The brainstorming produced a list of 19 action items. The biggest category involved improved communication, including scheduling a “lessons learned” review session for one current matter, scheduling regular meetings for both the Squire Sanders team and for the in-house department, and scheduling a monthly call in which Squire Sanders briefed the client on legal trends in their industry, including ideas for enhancing revenue.
Other communication action items involved technology. Some were very simple uses of existing systems, including setting up a new folder on the client’s network to simplify internal access to key documents.
A few involved new software solutions. Squire Sanders has developed a custom-designed extranet database called MyMatter which provides easy access to such documents as case plans, court pleadings, witness lists, expert information, deposition summaries, engagement letters, budgets, invoices, and more. As a result of the workshop discussion, Squire Sanders has now begun implementing MyMatter for this in-house department, to provide them with immediate access to key documents in a single location.
Five of the 19 action items involved alternative fee arrangements (AFAs). Both Squire Sanders and this client were interested in exploring non-hourly AFAs, and the brainstorming process identified several specific steps toward this goal, including making a list of new work where AFAs made sense to both sides.
Does that sound like marketing?

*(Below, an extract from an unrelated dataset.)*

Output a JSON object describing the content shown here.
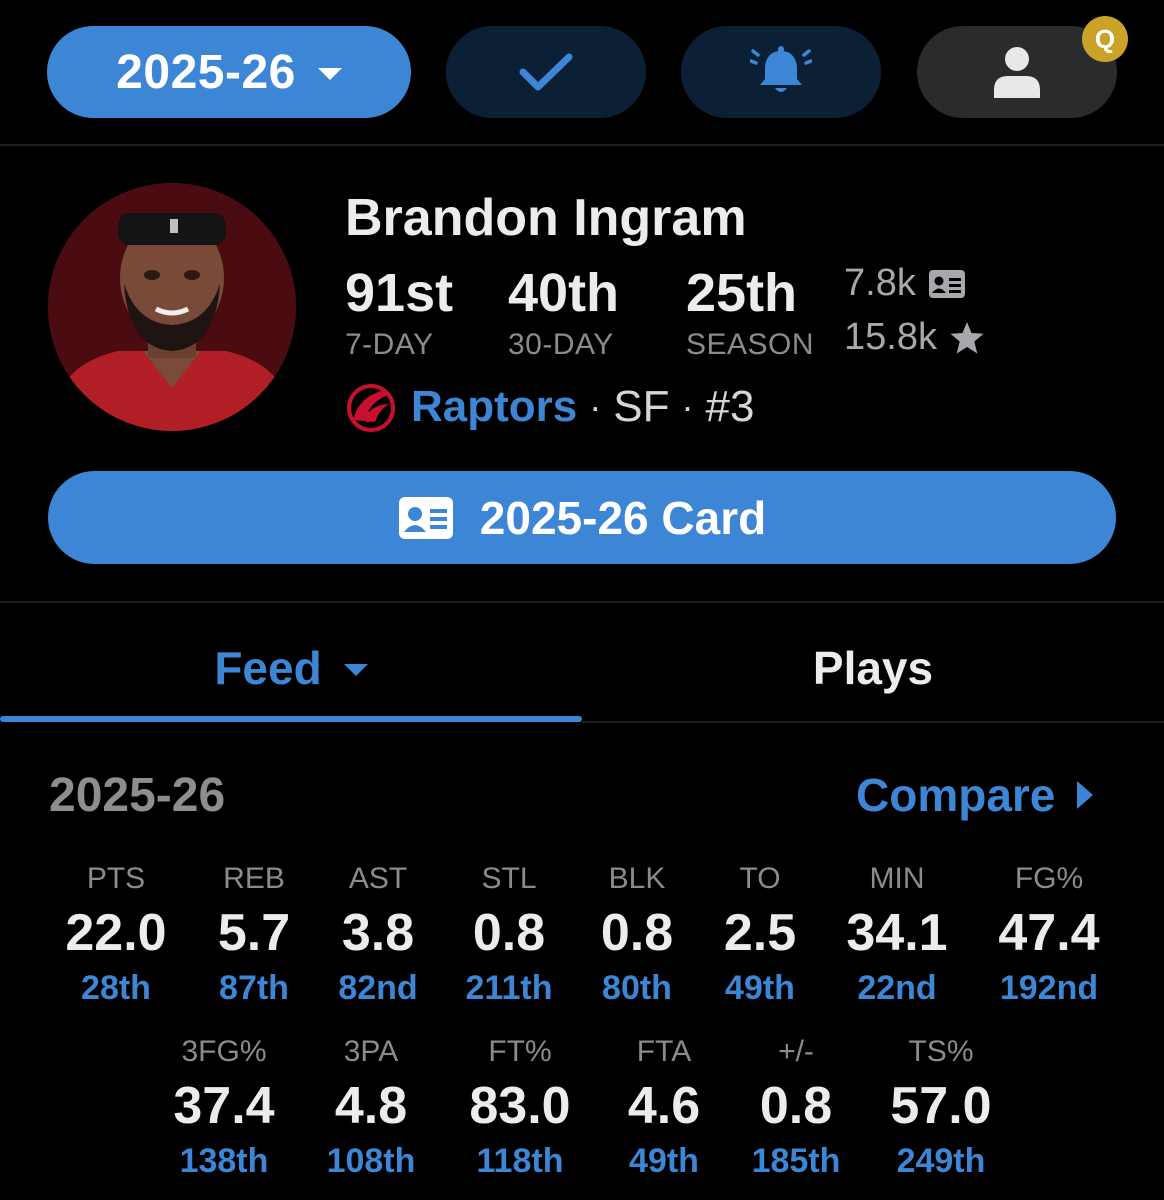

It should. The client/firm collaboration workshop is designed to strengthen relationships and increase value. Which is a pretty good definition of marketing.
During the workshop, specific individuals volunteered to be responsible for each of the 19 items. Then, for the next 30 days, LegalBizDev principal Mike Egnatchik followed up with participants to provide advice on implementation, along with gentle reminders to assure that the action items were actually performed. Oh, wait. In this case Mike actually followed up for 45 days instead of the 30 we had planned. The original followup period started around Thanksgiving and the client wanted more time, so that is what we gave them.
Mike is uniquely qualified to facilitate collaborative discussions like this because he has worked on both sides of the table: first as a practicing lawyer at Shearman & Sterling, and later as an Associate General Counsel at Xerox, where he was trained in problem-solving techniques and earned a Lean Six Sigma yellow belt.
After the followup was complete, we held a review telecon with the GC and the head of the Squire Sanders team. Interestingly, the GC chose to attend that meeting in person at Squire Sanders’ office. He was there to follow up on a variety of joint actions, including several that had grown out of the workshop.
Of course, clients and their law firms have always collaborated. But this new workshop applies proprietary techniques to increase client satisfaction and collaboration efficiency and to take the relationship to a new level. It helps law firms integrate services with their clients’ operations, and to deliver greater value to them. Which is increasingly important in the new normal. As Legal Onramp founder Paul Lippe noted in The Future of Legal Services (p. 30):
The practice of law has shifted from an individual effort to one emphasizing teamwork and collaboration… When firms had a monopoly on expertise, delivery of service was a one-way street. But now most work involves collaboration and coordination between firms and clients.
Were there any problems? In my opinion, there was one big one: The participants simply could not find enough time to reap all the benefits of LPM. That challenge began the day the client agreed to the program and continued to the day it ended. It took several months to find a date when these extremely busy lawyers could all meet in the same room for the workshop, and in the followup period deadlines sometimes had to be adjusted due to other more pressing matters.
I was reminded of a series of posts that ran in the Association of Corporate Counsel blog about 18 months ago to “follow the promise and pitfalls of forming a new value-based client-firm relationship.” In Part 16 of the series Ken Grady, GC at Wolverine World Wide described the benefits of a program with Seyfarth, but then said:
What did we not do well? It took too long... General counsel of small legal departments often… get pulled in a lot of directions with little real control over their schedule.
The fact that lawyers are busy is not exactly headline news. But one of the strengths of the client/firm collaboration workshop is the fact that it recognizes this reality, and is designed to work around it.
Squire Sanders has already signed up to repeat this program with another client, and they are talking about adding more.